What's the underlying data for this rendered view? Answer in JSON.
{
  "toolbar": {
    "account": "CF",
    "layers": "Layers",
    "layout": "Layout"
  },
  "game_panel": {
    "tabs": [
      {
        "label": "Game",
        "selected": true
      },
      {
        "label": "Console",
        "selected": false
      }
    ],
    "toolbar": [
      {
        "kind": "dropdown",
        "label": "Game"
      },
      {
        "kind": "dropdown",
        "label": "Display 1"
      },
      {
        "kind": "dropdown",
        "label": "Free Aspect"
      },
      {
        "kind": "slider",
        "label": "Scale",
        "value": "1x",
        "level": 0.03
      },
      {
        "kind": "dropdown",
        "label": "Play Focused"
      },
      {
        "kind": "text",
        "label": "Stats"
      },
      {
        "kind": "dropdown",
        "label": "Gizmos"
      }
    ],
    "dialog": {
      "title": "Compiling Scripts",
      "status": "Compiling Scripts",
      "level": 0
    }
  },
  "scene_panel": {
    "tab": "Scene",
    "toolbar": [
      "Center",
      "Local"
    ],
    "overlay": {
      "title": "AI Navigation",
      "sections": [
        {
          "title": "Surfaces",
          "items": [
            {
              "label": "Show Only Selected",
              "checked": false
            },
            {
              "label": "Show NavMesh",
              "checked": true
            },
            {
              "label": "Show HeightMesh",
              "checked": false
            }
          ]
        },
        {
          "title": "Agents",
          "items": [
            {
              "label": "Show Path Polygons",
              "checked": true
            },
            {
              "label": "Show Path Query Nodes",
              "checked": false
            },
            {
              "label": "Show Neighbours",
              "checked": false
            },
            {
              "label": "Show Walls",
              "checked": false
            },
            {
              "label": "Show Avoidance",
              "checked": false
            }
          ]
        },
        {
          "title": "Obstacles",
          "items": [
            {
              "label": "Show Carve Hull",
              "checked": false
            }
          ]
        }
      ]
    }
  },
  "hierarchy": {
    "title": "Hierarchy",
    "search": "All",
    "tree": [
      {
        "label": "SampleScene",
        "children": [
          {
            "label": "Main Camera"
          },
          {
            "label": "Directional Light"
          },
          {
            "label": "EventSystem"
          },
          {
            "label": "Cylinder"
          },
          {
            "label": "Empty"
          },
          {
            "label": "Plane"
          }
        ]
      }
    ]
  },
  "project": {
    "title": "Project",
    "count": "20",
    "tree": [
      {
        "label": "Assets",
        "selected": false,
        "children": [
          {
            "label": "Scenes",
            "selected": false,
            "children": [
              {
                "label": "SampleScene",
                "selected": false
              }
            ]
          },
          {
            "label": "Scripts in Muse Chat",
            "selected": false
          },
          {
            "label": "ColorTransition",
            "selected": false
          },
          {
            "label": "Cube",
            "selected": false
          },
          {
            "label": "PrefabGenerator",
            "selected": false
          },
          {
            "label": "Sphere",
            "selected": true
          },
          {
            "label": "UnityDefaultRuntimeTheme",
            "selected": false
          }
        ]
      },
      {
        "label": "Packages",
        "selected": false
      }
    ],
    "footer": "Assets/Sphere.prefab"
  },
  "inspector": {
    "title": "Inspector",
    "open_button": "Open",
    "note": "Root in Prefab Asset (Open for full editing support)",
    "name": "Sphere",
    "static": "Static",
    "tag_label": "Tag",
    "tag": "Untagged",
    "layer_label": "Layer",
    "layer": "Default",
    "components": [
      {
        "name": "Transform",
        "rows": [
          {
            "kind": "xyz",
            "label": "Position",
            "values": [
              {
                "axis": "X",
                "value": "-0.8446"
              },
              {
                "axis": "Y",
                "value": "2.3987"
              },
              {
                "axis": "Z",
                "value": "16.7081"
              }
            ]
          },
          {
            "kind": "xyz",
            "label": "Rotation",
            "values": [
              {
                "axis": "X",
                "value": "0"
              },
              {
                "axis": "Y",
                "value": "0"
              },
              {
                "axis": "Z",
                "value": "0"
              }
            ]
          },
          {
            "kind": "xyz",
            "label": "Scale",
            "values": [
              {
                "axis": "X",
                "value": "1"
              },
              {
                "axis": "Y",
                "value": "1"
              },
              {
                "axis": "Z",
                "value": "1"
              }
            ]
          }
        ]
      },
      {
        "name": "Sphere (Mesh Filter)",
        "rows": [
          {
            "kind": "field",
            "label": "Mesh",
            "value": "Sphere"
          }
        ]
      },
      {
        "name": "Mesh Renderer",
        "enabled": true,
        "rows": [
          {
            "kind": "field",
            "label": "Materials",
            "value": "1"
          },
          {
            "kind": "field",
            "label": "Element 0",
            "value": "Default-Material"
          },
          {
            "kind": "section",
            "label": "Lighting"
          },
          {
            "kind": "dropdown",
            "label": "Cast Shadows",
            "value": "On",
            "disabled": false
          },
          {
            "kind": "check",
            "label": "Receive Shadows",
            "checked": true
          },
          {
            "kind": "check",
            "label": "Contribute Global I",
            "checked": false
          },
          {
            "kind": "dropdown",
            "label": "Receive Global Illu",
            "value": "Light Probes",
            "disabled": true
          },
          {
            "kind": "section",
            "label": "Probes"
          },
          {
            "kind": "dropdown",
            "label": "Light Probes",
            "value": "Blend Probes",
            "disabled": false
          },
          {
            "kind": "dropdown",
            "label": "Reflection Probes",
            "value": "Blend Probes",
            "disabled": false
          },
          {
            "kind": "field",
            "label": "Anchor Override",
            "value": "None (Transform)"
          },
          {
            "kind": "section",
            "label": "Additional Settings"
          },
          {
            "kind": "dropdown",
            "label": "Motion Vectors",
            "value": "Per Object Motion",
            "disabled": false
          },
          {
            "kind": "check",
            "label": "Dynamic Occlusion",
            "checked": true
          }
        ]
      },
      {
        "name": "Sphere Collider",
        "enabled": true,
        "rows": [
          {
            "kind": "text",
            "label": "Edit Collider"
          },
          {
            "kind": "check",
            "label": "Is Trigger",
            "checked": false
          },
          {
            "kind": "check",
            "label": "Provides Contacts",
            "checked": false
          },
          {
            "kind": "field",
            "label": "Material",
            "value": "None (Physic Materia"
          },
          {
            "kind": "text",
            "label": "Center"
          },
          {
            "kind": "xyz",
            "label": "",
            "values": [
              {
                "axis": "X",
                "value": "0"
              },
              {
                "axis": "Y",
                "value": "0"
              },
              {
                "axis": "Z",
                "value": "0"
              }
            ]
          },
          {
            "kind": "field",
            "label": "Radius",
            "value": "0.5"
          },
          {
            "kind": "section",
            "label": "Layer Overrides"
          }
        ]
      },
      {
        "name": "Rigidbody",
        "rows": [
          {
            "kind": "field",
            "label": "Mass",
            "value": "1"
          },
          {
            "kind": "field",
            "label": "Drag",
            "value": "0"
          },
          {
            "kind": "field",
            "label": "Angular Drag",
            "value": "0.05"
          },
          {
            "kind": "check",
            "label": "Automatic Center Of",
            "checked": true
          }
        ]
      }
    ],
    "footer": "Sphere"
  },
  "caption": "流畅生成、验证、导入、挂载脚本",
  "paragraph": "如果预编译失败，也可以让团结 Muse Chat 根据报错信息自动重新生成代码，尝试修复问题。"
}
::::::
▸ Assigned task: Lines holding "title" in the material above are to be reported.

▸ Solution to this exercise:
      "title": "Compiling Scripts",
      "title": "AI Navigation",
          "title": "Surfaces",
          "title": "Agents",
          "title": "Obstacles",
    "title": "Hierarchy",
    "title": "Project",
    "title": "Inspector",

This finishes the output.